**EXTRACTED ENTRIES**

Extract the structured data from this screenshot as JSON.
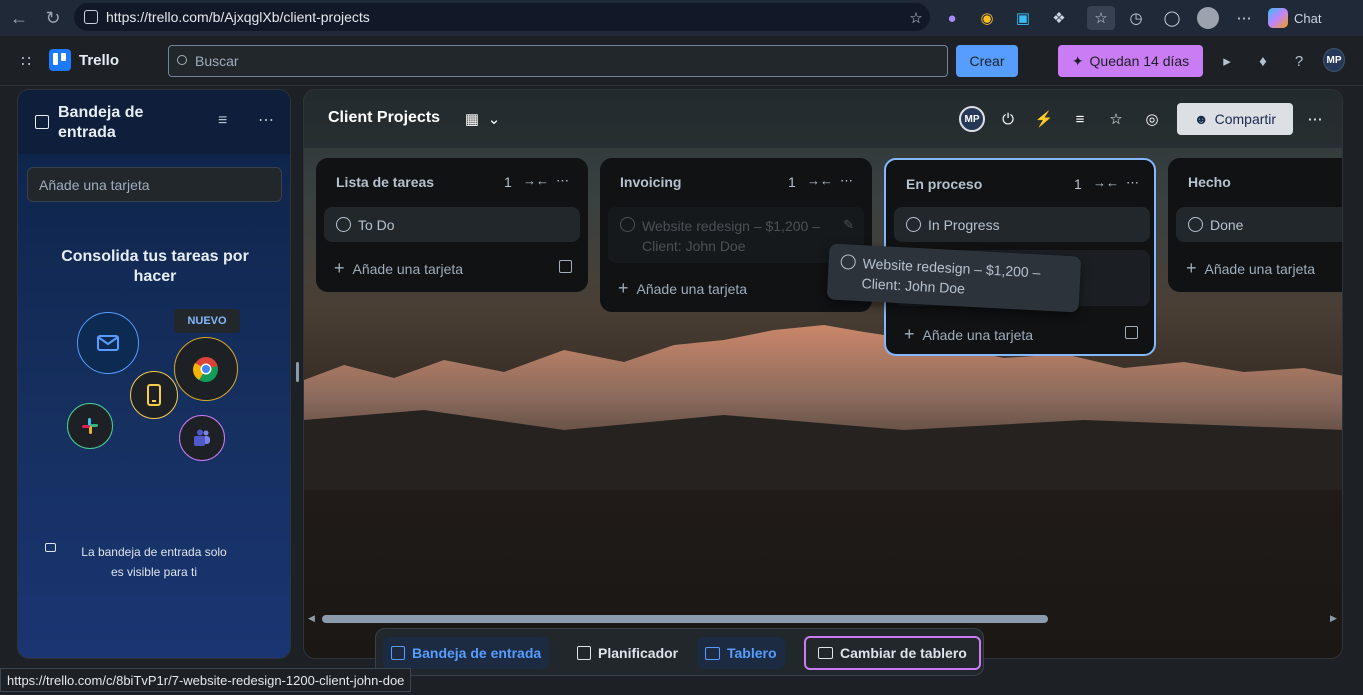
{
  "browser": {
    "url": "https://trello.com/b/AjxqglXb/client-projects",
    "chat_label": "Chat",
    "status_url": "https://trello.com/c/8biTvP1r/7-website-redesign-1200-client-john-doe"
  },
  "header": {
    "app_name": "Trello",
    "search_placeholder": "Buscar",
    "create_label": "Crear",
    "trial_label": "Quedan 14 días",
    "avatar_initials": "MP"
  },
  "inbox": {
    "title": "Bandeja de entrada",
    "add_card_placeholder": "Añade una tarjeta",
    "promo_title": "Consolida tus tareas por hacer",
    "new_badge": "NUEVO",
    "visibility_note": "La bandeja de entrada solo es visible para ti"
  },
  "board": {
    "title": "Client Projects",
    "share_label": "Compartir",
    "member_initials": "MP",
    "lists": [
      {
        "title": "Lista de tareas",
        "count": "1",
        "cards": [
          "To Do"
        ],
        "add_label": "Añade una tarjeta"
      },
      {
        "title": "Invoicing",
        "count": "1",
        "cards": [
          "Website redesign – $1,200 – Client: John Doe"
        ],
        "add_label": "Añade una tarjeta"
      },
      {
        "title": "En proceso",
        "count": "1",
        "cards": [
          "In Progress"
        ],
        "add_label": "Añade una tarjeta"
      },
      {
        "title": "Hecho",
        "count": "",
        "cards": [
          "Done"
        ],
        "add_label": "Añade una tarjeta"
      }
    ],
    "dragging_card": "Website redesign – $1,200 – Client: John Doe"
  },
  "switcher": {
    "items": [
      "Bandeja de entrada",
      "Planificador",
      "Tablero",
      "Cambiar de tablero"
    ]
  },
  "colors": {
    "accent": "#579dff",
    "trial": "#c97cf4",
    "list_bg": "#101214",
    "card_bg": "#22272b"
  }
}
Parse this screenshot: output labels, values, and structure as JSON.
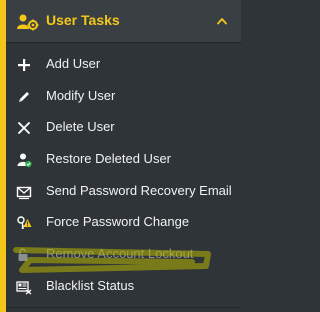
{
  "header": {
    "title": "User Tasks",
    "icon": "users-gear-icon",
    "chevron": "chevron-up-icon",
    "accent_color": "#f2c718"
  },
  "menu": {
    "items": [
      {
        "label": "Add User",
        "icon": "plus-icon"
      },
      {
        "label": "Modify User",
        "icon": "pencil-icon"
      },
      {
        "label": "Delete User",
        "icon": "x-icon"
      },
      {
        "label": "Restore Deleted User",
        "icon": "restore-user-icon"
      },
      {
        "label": "Send Password Recovery Email",
        "icon": "envelope-icon"
      },
      {
        "label": "Force Password Change",
        "icon": "key-warning-icon"
      },
      {
        "label": "Remove Account Lockout",
        "icon": "unlock-icon",
        "state": "disabled"
      },
      {
        "label": "Blacklist Status",
        "icon": "blacklist-icon"
      }
    ]
  },
  "annotation": {
    "highlight_color": "#b6b400"
  }
}
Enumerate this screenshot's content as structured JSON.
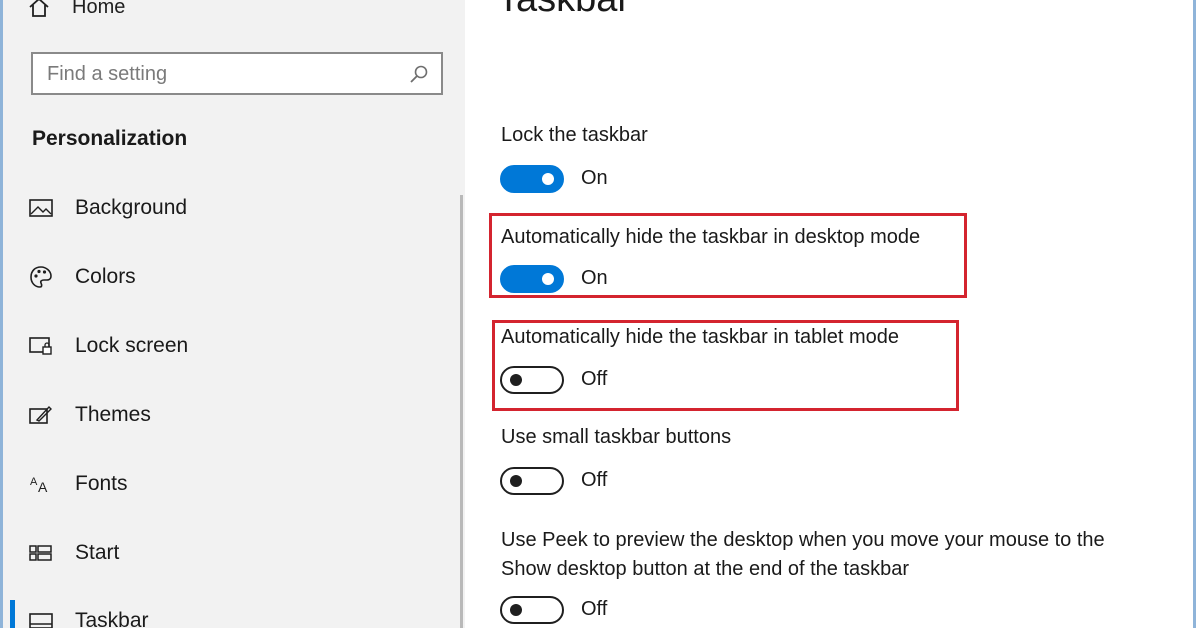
{
  "sidebar": {
    "home_label": "Home",
    "search_placeholder": "Find a setting",
    "section_title": "Personalization",
    "items": [
      {
        "label": "Background",
        "icon": "image-icon"
      },
      {
        "label": "Colors",
        "icon": "palette-icon"
      },
      {
        "label": "Lock screen",
        "icon": "lock-screen-icon"
      },
      {
        "label": "Themes",
        "icon": "themes-icon"
      },
      {
        "label": "Fonts",
        "icon": "fonts-icon"
      },
      {
        "label": "Start",
        "icon": "start-icon"
      },
      {
        "label": "Taskbar",
        "icon": "taskbar-icon"
      }
    ],
    "active_item": "Taskbar"
  },
  "main": {
    "title": "Taskbar",
    "settings": [
      {
        "label": "Lock the taskbar",
        "state": "On",
        "on": true
      },
      {
        "label": "Automatically hide the taskbar in desktop mode",
        "state": "On",
        "on": true,
        "highlighted": true
      },
      {
        "label": "Automatically hide the taskbar in tablet mode",
        "state": "Off",
        "on": false,
        "highlighted": true
      },
      {
        "label": "Use small taskbar buttons",
        "state": "Off",
        "on": false
      },
      {
        "label": "Use Peek to preview the desktop when you move your mouse to the Show desktop button at the end of the taskbar",
        "state": "Off",
        "on": false
      }
    ]
  },
  "colors": {
    "accent": "#0078d7",
    "highlight": "#d4242f",
    "sidebar_bg": "#f2f2f2"
  }
}
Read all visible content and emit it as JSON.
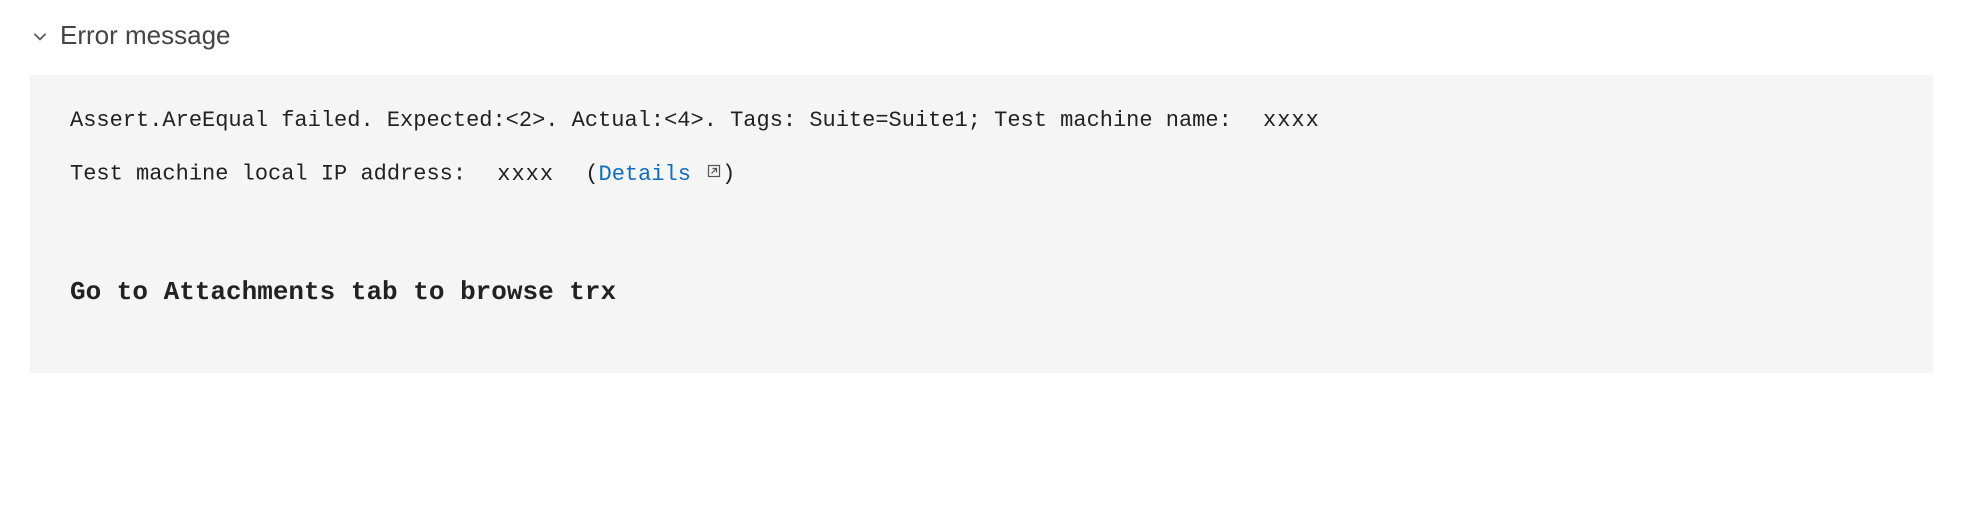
{
  "section": {
    "title": "Error message"
  },
  "error": {
    "line1_part1": "Assert.AreEqual failed. Expected:<2>. Actual:<4>. Tags: Suite=Suite1; Test machine name: ",
    "machine_name_masked": "xxxx",
    "line2_part1": "Test machine local IP address: ",
    "ip_masked": "xxxx",
    "paren_open": " (",
    "details_label": "Details",
    "paren_close": ")"
  },
  "cta": {
    "bold_message": "Go to Attachments tab to browse trx"
  }
}
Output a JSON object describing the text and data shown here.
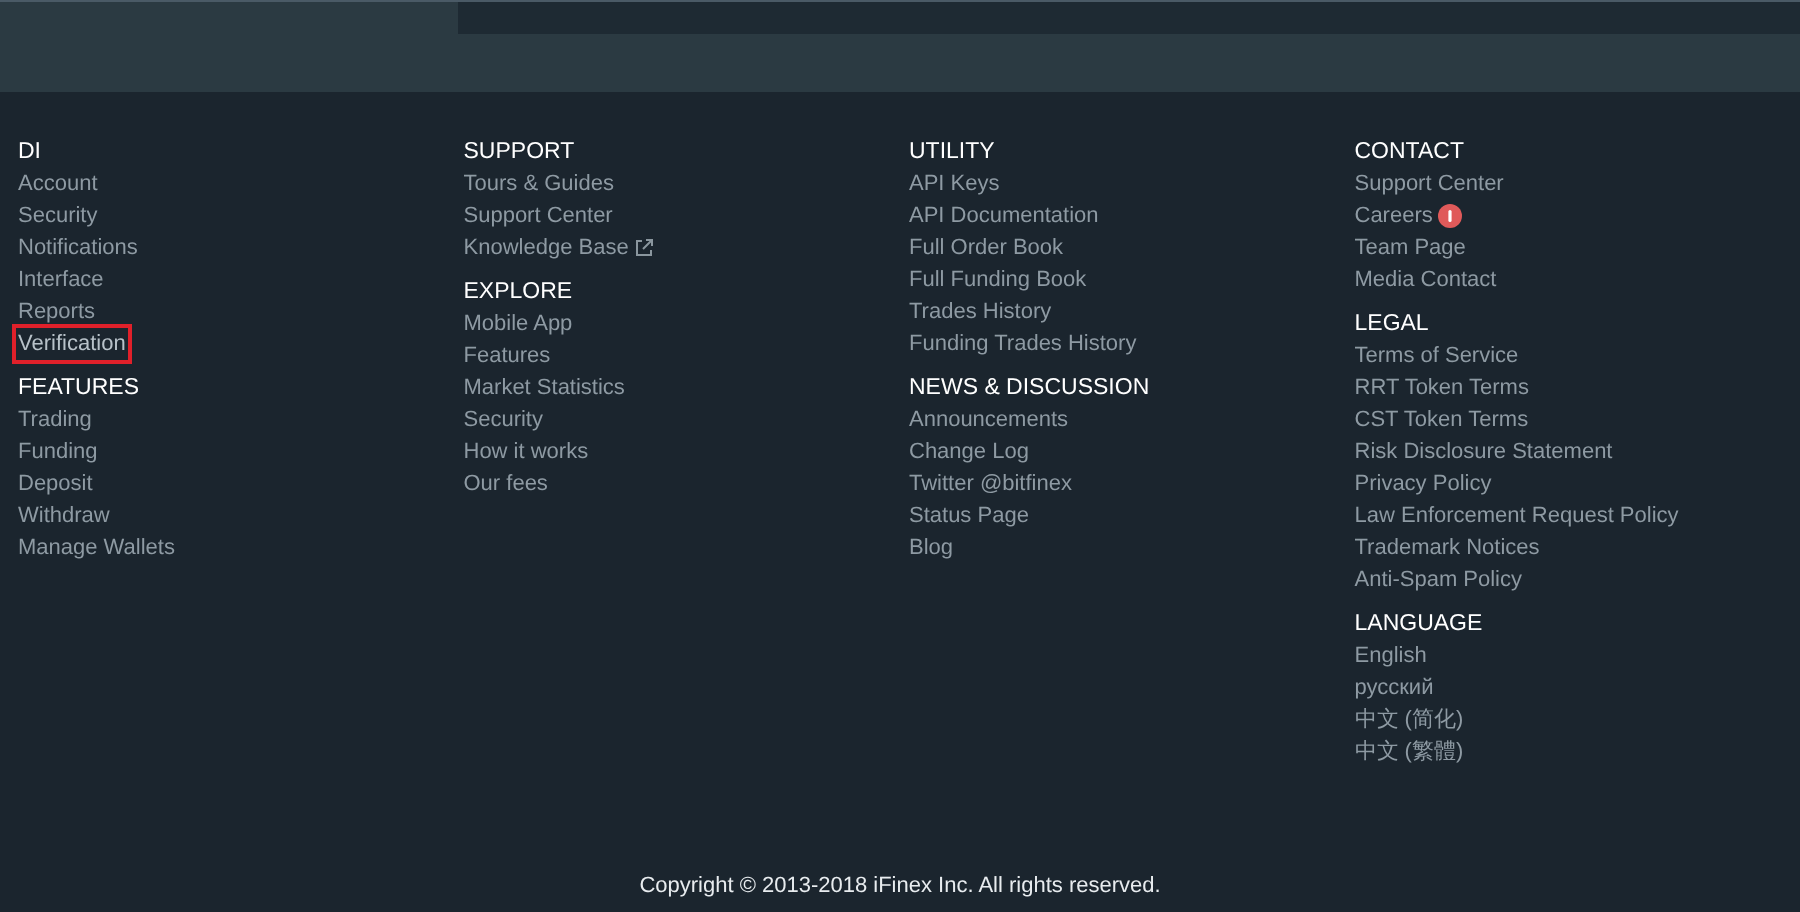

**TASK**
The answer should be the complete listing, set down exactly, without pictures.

**WORKED SOLUTION**
Extract the structured data from this screenshot as JSON.
{
  "browser": {
    "url": "https://trello.com/b/AjxqglXb/client-projects",
    "chat_label": "Chat",
    "status_url": "https://trello.com/c/8biTvP1r/7-website-redesign-1200-client-john-doe"
  },
  "header": {
    "app_name": "Trello",
    "search_placeholder": "Buscar",
    "create_label": "Crear",
    "trial_label": "Quedan 14 días",
    "avatar_initials": "MP"
  },
  "inbox": {
    "title": "Bandeja de entrada",
    "add_card_placeholder": "Añade una tarjeta",
    "promo_title": "Consolida tus tareas por hacer",
    "new_badge": "NUEVO",
    "visibility_note": "La bandeja de entrada solo es visible para ti"
  },
  "board": {
    "title": "Client Projects",
    "share_label": "Compartir",
    "member_initials": "MP",
    "lists": [
      {
        "title": "Lista de tareas",
        "count": "1",
        "cards": [
          "To Do"
        ],
        "add_label": "Añade una tarjeta"
      },
      {
        "title": "Invoicing",
        "count": "1",
        "cards": [
          "Website redesign – $1,200 – Client: John Doe"
        ],
        "add_label": "Añade una tarjeta"
      },
      {
        "title": "En proceso",
        "count": "1",
        "cards": [
          "In Progress"
        ],
        "add_label": "Añade una tarjeta"
      },
      {
        "title": "Hecho",
        "count": "",
        "cards": [
          "Done"
        ],
        "add_label": "Añade una tarjeta"
      }
    ],
    "dragging_card": "Website redesign – $1,200 – Client: John Doe"
  },
  "switcher": {
    "items": [
      "Bandeja de entrada",
      "Planificador",
      "Tablero",
      "Cambiar de tablero"
    ]
  },
  "colors": {
    "accent": "#579dff",
    "trial": "#c97cf4",
    "list_bg": "#101214",
    "card_bg": "#22272b"
  }
}
Parse this screenshot: output labels, values, and structure as JSON.
{
  "header": {
    "title": "User Tasks",
    "icon": "users-gear-icon",
    "chevron": "chevron-up-icon",
    "accent_color": "#f2c718"
  },
  "menu": {
    "items": [
      {
        "label": "Add User",
        "icon": "plus-icon"
      },
      {
        "label": "Modify User",
        "icon": "pencil-icon"
      },
      {
        "label": "Delete User",
        "icon": "x-icon"
      },
      {
        "label": "Restore Deleted User",
        "icon": "restore-user-icon"
      },
      {
        "label": "Send Password Recovery Email",
        "icon": "envelope-icon"
      },
      {
        "label": "Force Password Change",
        "icon": "key-warning-icon"
      },
      {
        "label": "Remove Account Lockout",
        "icon": "unlock-icon",
        "state": "disabled"
      },
      {
        "label": "Blacklist Status",
        "icon": "blacklist-icon"
      }
    ]
  },
  "annotation": {
    "highlight_color": "#b6b400"
  }
}
Enumerate this screenshot's content as structured JSON.
{
  "sidebar": {
    "home_label": "Home",
    "search_placeholder": "Find a setting",
    "section_title": "Personalization",
    "items": [
      {
        "label": "Background",
        "icon": "image-icon"
      },
      {
        "label": "Colors",
        "icon": "palette-icon"
      },
      {
        "label": "Lock screen",
        "icon": "lock-screen-icon"
      },
      {
        "label": "Themes",
        "icon": "themes-icon"
      },
      {
        "label": "Fonts",
        "icon": "fonts-icon"
      },
      {
        "label": "Start",
        "icon": "start-icon"
      },
      {
        "label": "Taskbar",
        "icon": "taskbar-icon"
      }
    ],
    "active_item": "Taskbar"
  },
  "main": {
    "title": "Taskbar",
    "settings": [
      {
        "label": "Lock the taskbar",
        "state": "On",
        "on": true
      },
      {
        "label": "Automatically hide the taskbar in desktop mode",
        "state": "On",
        "on": true,
        "highlighted": true
      },
      {
        "label": "Automatically hide the taskbar in tablet mode",
        "state": "Off",
        "on": false,
        "highlighted": true
      },
      {
        "label": "Use small taskbar buttons",
        "state": "Off",
        "on": false
      },
      {
        "label": "Use Peek to preview the desktop when you move your mouse to the Show desktop button at the end of the taskbar",
        "state": "Off",
        "on": false
      }
    ]
  },
  "colors": {
    "accent": "#0078d7",
    "highlight": "#d4242f",
    "sidebar_bg": "#f2f2f2"
  }
}
Read all visible content and emit it as JSON.
{
  "section": {
    "title": "Error message"
  },
  "error": {
    "line1_part1": "Assert.AreEqual failed. Expected:<2>. Actual:<4>. Tags: Suite=Suite1; Test machine name: ",
    "machine_name_masked": "xxxx",
    "line2_part1": "Test machine local IP address: ",
    "ip_masked": "xxxx",
    "paren_open": " (",
    "details_label": "Details",
    "paren_close": ")"
  },
  "cta": {
    "bold_message": "Go to Attachments tab to browse trx"
  }
}
Output a JSON object describing the text and data shown here.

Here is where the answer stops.